Back on August 4, as part of a Newbery preview post, I made an offhanded comment about the cover of The Underneath. Something about jowly dogs and kittens under a bed – that’s what it looks like, anyway – and said, “No thanks.” Then I received an email from Kathi Appelt. “Right,” I thought, “An author read my website and is contacting me about not reading her book."
It was right, and she challenged me. If she sent me a book, would I give it a try? Would I read a couple of chapters even if I disliked it intensely?
Um, yes. Yes, I would. So, properly humbled of my judge-a-book-by-its-cover-itis, I read it. And here’s what I think.
First, about the cover: It is a dog and kittens, but they aren’t under a bed. They’re under a front porch, hiding from a wicked master, a master who has already shot the dog and who’s willing to use the cats as alligator bait. This isn’t a mushy, cutesy, puppy and kitties story. (That was my inaccurate cover judgment.) This is a story of survival, of friendship and love and determination and finding good while surrounded by evil.
It’s also a story of revenge, of hatred and death and deception and betrayal.

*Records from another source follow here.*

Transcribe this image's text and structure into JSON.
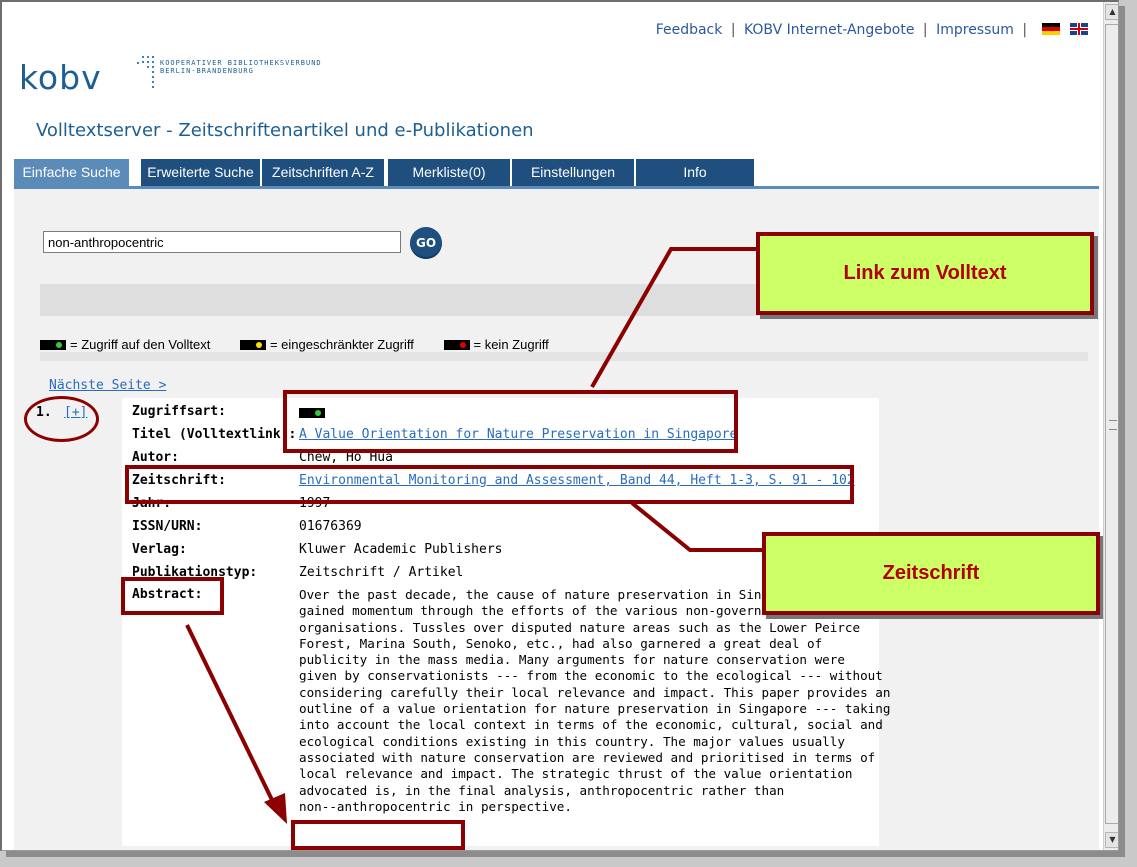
{
  "header": {
    "links": [
      "Feedback",
      "KOBV Internet-Angebote",
      "Impressum"
    ],
    "separator": "|",
    "logo": "kobv",
    "logo_line1": "KOOPERATIVER BIBLIOTHEKSVERBUND",
    "logo_line2": "BERLIN-BRANDENBURG",
    "title": "Volltextserver - Zeitschriftenartikel und e-Publikationen"
  },
  "tabs": [
    {
      "label": "Einfache Suche",
      "active": true
    },
    {
      "label": "Erweiterte Suche",
      "active": false
    },
    {
      "label": "Zeitschriften A-Z",
      "active": false
    },
    {
      "label": "Merkliste(0)",
      "active": false
    },
    {
      "label": "Einstellungen",
      "active": false
    },
    {
      "label": "Info",
      "active": false
    }
  ],
  "search": {
    "value": "non-anthropocentric",
    "go_label": "GO"
  },
  "legend": {
    "full": "= Zugriff auf den Volltext",
    "limited": "= eingeschränkter Zugriff",
    "none": "= kein Zugriff",
    "colors": {
      "full": "#2ecc40",
      "limited": "#ffdd00",
      "none": "#e00000"
    }
  },
  "results": {
    "next_page": "Nächste Seite >",
    "number": "1.",
    "expand": "[+]",
    "fields": {
      "zugriffsart_label": "Zugriffsart:",
      "titel_label": "Titel (Volltextlink):",
      "titel_value": "A Value Orientation for Nature Preservation in Singapore",
      "autor_label": "Autor:",
      "autor_value": "Chew, Ho Hua",
      "zeitschrift_label": "Zeitschrift:",
      "zeitschrift_value": "Environmental Monitoring and Assessment, Band 44, Heft 1-3, S. 91 - 102",
      "jahr_label": "Jahr:",
      "jahr_value": "1997",
      "issn_label": "ISSN/URN:",
      "issn_value": "01676369",
      "verlag_label": "Verlag:",
      "verlag_value": "Kluwer Academic Publishers",
      "typ_label": "Publikationstyp:",
      "typ_value": "Zeitschrift / Artikel",
      "abstract_label": "Abstract:",
      "abstract_value": "Over the past decade, the cause of nature preservation in Singapore has\ngained momentum through the efforts of the various non-governmental\norganisations. Tussles over disputed nature areas such as the Lower Peirce\nForest, Marina South, Senoko, etc., had also garnered a great deal of\npublicity in the mass media. Many arguments for nature conservation were\ngiven by conservationists --- from the economic to the ecological --- without\nconsidering carefully their local relevance and impact. This paper provides an\noutline of a value orientation for nature preservation in Singapore --- taking\ninto account the local context in terms of the economic, cultural, social and\necological conditions existing in this country. The major values usually\nassociated with nature conservation are reviewed and prioritised in terms of\nlocal relevance and impact. The strategic thrust of the value orientation\nadvocated is, in the final analysis, anthropocentric rather than\nnon--anthropocentric in perspective."
    }
  },
  "annotations": {
    "callout_volltext": "Link zum Volltext",
    "callout_zeitschrift": "Zeitschrift",
    "accent": "#8b0000",
    "callout_bg": "#ccff66"
  }
}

Numerous stories are woven together seamlessly, and I have to admit, those are the books I love. Seeing how multiple threads come together to form one yarn fascinates me. In The Underneath it’s stories of a crippled dog and orphaned kittens, an abused boy grown into a drunken and abusive adult, a monster alligator, a grandmother snake with festering hatred and desire for revenge, a granddaughter leaving her family for true love, an ancient tree in an ancient forest, and more I’m forgetting, surely. Each story is told in short chapters, 124 total, none more than three to four pages.
All the reviews and comments that say The Underneath reads like a poem or a novel in verse are correct. Each chapter is like a small bubble that, upon being read, begins floating away. Just as it’s about to disappear from the reader’s memory, more is added to that part of the story. The bubble swells slightly and floats in the reader’s conscience a bit longer. More is added to each bubble, and each floats independently of the others. They bump and swirl together and eventually all merge into one, well-constructed novel.
The Underneath has received plenty of Newbery discussion, and rightly so. Whatever accolades it receives (in addition to being a National Book Award finalist) are deserved, and I won’t argue. It’s not, however, a book I’ll eagerly put into students’ hands. It’s heavy, heavy, heavy.
Oh, one more thing. Thanks, Ms. Appelt, for challenging my book cover judgment.